→ TASK INPUTS

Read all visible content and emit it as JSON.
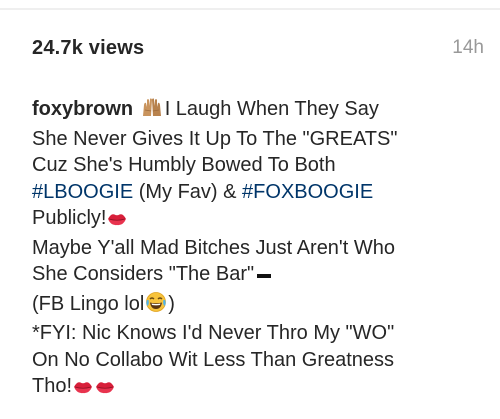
{
  "post": {
    "views": "24.7k views",
    "time_ago": "14h"
  },
  "caption": {
    "username": "foxybrown",
    "line1_text": "I Laugh When They Say",
    "line2": "She Never Gives It Up To The \"GREATS\"",
    "line3": "Cuz She's Humbly Bowed To Both",
    "line4_hashtag1": "#LBOOGIE",
    "line4_mid": " (My Fav) & ",
    "line4_hashtag2": "#FOXBOOGIE",
    "line5": "Publicly!",
    "line6": "Maybe Y'all Mad Bitches Just Aren't Who",
    "line7": "She Considers \"The Bar\"",
    "line8_pre": "(FB Lingo lol",
    "line8_post": ")",
    "line9": "*FYI: Nic Knows I'd Never Thro My \"WO\"",
    "line10": "On No Collabo Wit Less Than Greatness",
    "line11": "Tho!"
  },
  "emojis": {
    "raised_hands": "raised-hands-icon",
    "kiss_lips": "kiss-lips-icon",
    "minus": "heavy-minus-icon",
    "laughing": "tears-of-joy-icon"
  },
  "colors": {
    "text": "#262626",
    "muted": "#999999",
    "hashtag": "#003569"
  }
}
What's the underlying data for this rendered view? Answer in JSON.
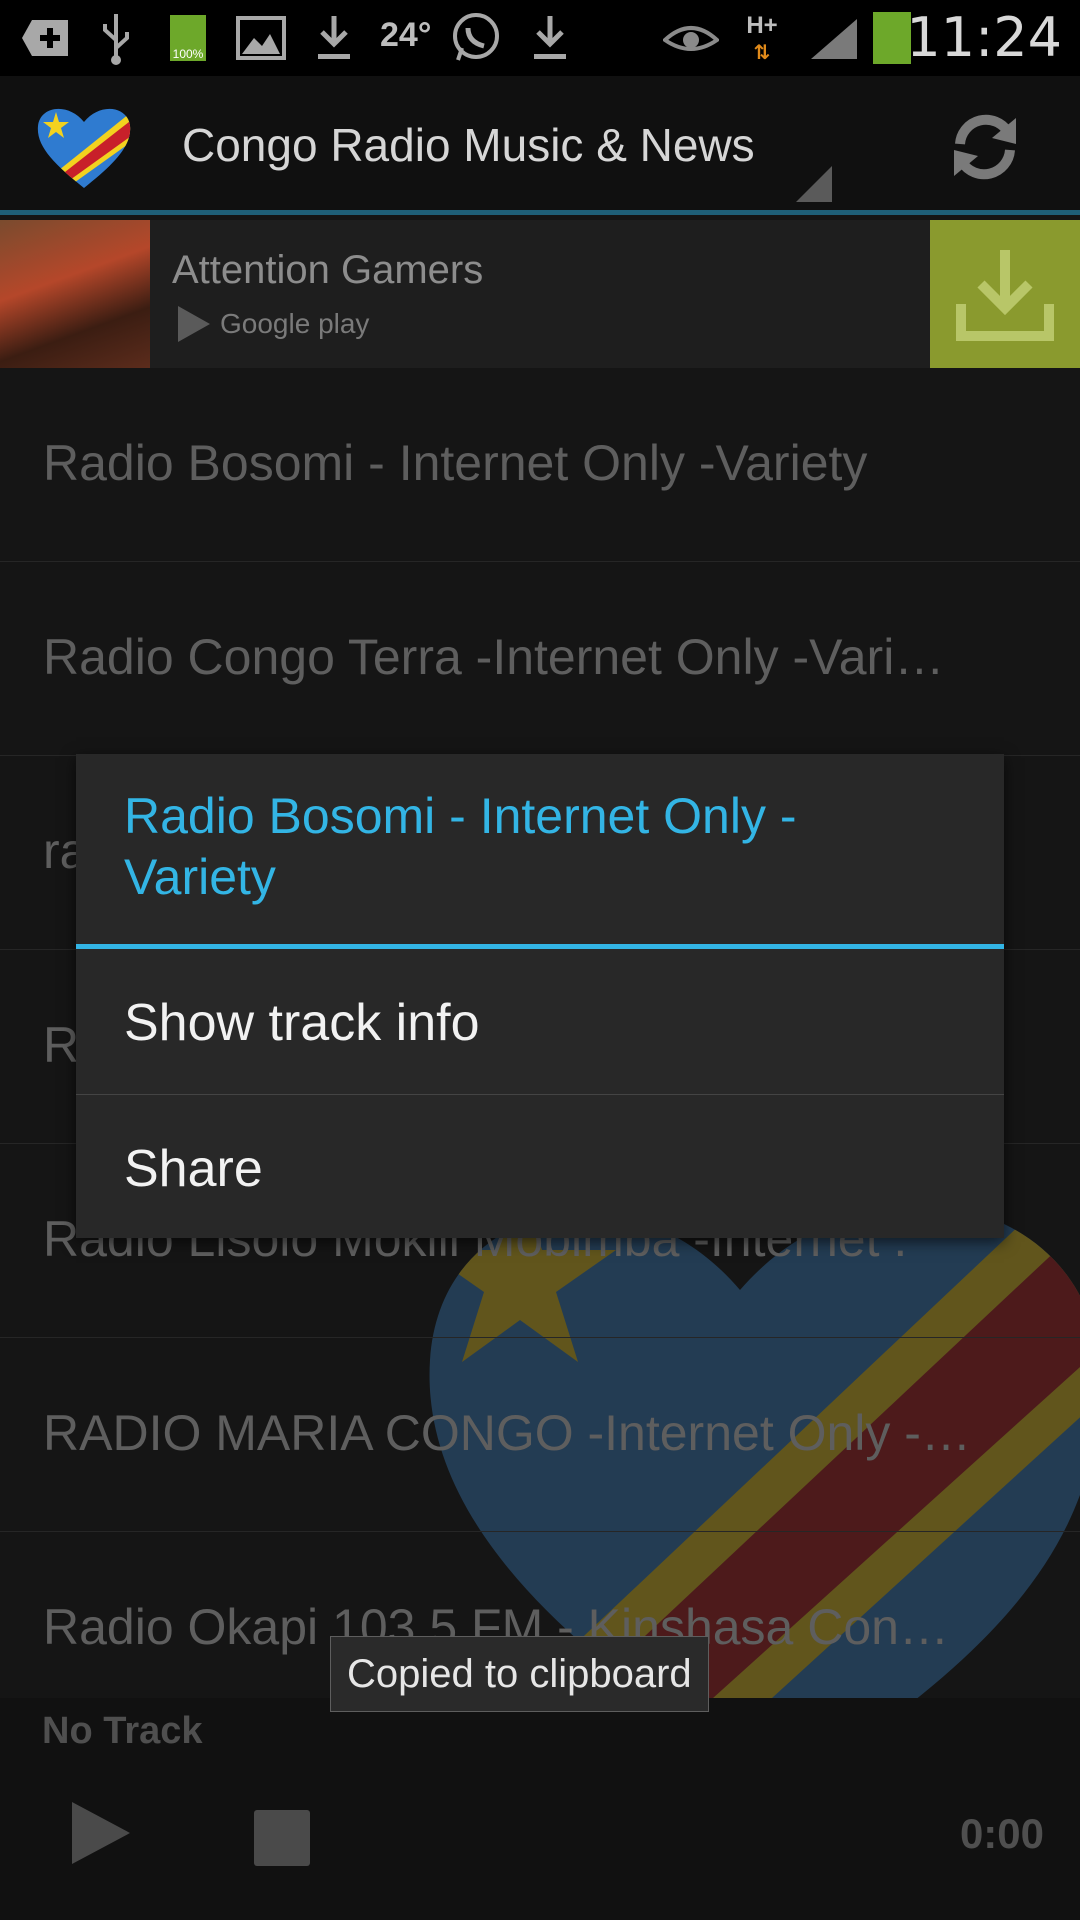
{
  "status_bar": {
    "time": "11:24",
    "temperature": "24°",
    "battery_small": "100%",
    "network": "H+",
    "icons": [
      "add-icon",
      "usb-icon",
      "battery-full-icon",
      "image-icon",
      "download-icon",
      "whatsapp-icon",
      "download-icon",
      "eye-icon",
      "network-h-plus-icon",
      "signal-icon",
      "battery-icon"
    ]
  },
  "app_bar": {
    "title": "Congo Radio Music & News",
    "logo": "congo-heart-logo",
    "refresh_icon": "refresh-icon"
  },
  "ad": {
    "title": "Attention Gamers",
    "store": "Google play",
    "accent": "#8a9a2e"
  },
  "stations": [
    "Radio Bosomi - Internet Only -Variety",
    "Radio Congo Terra -Internet Only -Vari…",
    "ra",
    "R",
    "Radio Lisolo Mokili Mobimba -Internet .",
    "RADIO MARIA CONGO -Internet Only -…",
    "Radio Okapi 103.5 FM - Kinshasa Con…"
  ],
  "player": {
    "track": "No Track",
    "time": "0:00"
  },
  "dialog": {
    "title": "Radio Bosomi - Internet Only - Variety",
    "items": [
      "Show track info",
      "Share"
    ],
    "accent": "#33b5e5"
  },
  "toast": {
    "text": "Copied to clipboard"
  }
}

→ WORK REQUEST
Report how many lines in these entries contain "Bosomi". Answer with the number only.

→ TASK ANSWER
2